Line by line, the entries below are to be reproduced unaltered.

> **Web page and app entries**:
* * * * * * * * *
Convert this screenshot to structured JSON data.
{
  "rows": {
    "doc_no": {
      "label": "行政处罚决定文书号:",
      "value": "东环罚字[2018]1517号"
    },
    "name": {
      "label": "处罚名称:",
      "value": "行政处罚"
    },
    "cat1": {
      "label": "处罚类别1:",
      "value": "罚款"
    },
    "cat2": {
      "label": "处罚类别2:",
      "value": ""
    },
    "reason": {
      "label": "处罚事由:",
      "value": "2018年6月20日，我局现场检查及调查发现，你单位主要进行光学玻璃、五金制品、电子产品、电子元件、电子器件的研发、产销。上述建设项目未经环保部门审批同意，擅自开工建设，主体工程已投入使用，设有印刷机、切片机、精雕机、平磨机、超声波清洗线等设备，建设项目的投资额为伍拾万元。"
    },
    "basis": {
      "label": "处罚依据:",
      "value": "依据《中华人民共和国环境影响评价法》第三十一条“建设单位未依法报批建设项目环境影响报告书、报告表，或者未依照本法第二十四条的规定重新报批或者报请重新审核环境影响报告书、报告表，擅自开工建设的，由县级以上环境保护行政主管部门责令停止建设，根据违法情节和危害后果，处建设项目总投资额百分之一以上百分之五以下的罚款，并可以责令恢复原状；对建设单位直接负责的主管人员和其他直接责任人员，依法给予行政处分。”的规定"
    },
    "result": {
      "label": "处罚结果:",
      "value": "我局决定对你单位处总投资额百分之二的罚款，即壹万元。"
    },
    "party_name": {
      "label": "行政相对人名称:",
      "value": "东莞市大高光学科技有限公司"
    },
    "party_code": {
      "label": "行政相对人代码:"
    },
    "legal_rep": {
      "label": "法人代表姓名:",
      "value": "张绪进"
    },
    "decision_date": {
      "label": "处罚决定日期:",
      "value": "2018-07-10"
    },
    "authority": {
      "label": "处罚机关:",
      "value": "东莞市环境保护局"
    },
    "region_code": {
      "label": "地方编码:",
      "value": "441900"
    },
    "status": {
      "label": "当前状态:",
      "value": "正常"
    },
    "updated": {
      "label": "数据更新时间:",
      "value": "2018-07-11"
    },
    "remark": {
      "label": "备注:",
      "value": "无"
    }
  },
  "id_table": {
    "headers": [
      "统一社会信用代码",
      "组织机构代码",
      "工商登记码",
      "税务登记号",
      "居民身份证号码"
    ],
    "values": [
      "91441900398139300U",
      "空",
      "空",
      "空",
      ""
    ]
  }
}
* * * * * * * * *
> **Response to the exercise**:
Convert this screenshot to structured JSON data.
{
  "rows": {
    "doc_no": {
      "label": "行政处罚决定文书号:",
      "value": "东环罚字[2018]1517号"
    },
    "name": {
      "label": "处罚名称:",
      "value": "行政处罚"
    },
    "cat1": {
      "label": "处罚类别1:",
      "value": "罚款"
    },
    "cat2": {
      "label": "处罚类别2:",
      "value": ""
    },
    "reason": {
      "label": "处罚事由:",
      "value": "2018年6月20日，我局现场检查及调查发现，你单位主要进行光学玻璃、五金制品、电子产品、电子元件、电子器件的研发、产销。上述建设项目未经环保部门审批同意，擅自开工建设，主体工程已投入使用，设有印刷机、切片机、精雕机、平磨机、超声波清洗线等设备，建设项目的投资额为伍拾万元。"
    },
    "basis": {
      "label": "处罚依据:",
      "value": "依据《中华人民共和国环境影响评价法》第三十一条“建设单位未依法报批建设项目环境影响报告书、报告表，或者未依照本法第二十四条的规定重新报批或者报请重新审核环境影响报告书、报告表，擅自开工建设的，由县级以上环境保护行政主管部门责令停止建设，根据违法情节和危害后果，处建设项目总投资额百分之一以上百分之五以下的罚款，并可以责令恢复原状；对建设单位直接负责的主管人员和其他直接责任人员，依法给予行政处分。”的规定"
    },
    "result": {
      "label": "处罚结果:",
      "value": "我局决定对你单位处总投资额百分之二的罚款，即壹万元。"
    },
    "party_name": {
      "label": "行政相对人名称:",
      "value": "东莞市大高光学科技有限公司"
    },
    "party_code": {
      "label": "行政相对人代码:"
    },
    "legal_rep": {
      "label": "法人代表姓名:",
      "value": "张绪进"
    },
    "decision_date": {
      "label": "处罚决定日期:",
      "value": "2018-07-10"
    },
    "authority": {
      "label": "处罚机关:",
      "value": "东莞市环境保护局"
    },
    "region_code": {
      "label": "地方编码:",
      "value": "441900"
    },
    "status": {
      "label": "当前状态:",
      "value": "正常"
    },
    "updated": {
      "label": "数据更新时间:",
      "value": "2018-07-11"
    },
    "remark": {
      "label": "备注:",
      "value": "无"
    }
  },
  "id_table": {
    "headers": [
      "统一社会信用代码",
      "组织机构代码",
      "工商登记码",
      "税务登记号",
      "居民身份证号码"
    ],
    "values": [
      "91441900398139300U",
      "空",
      "空",
      "空",
      ""
    ]
  }
}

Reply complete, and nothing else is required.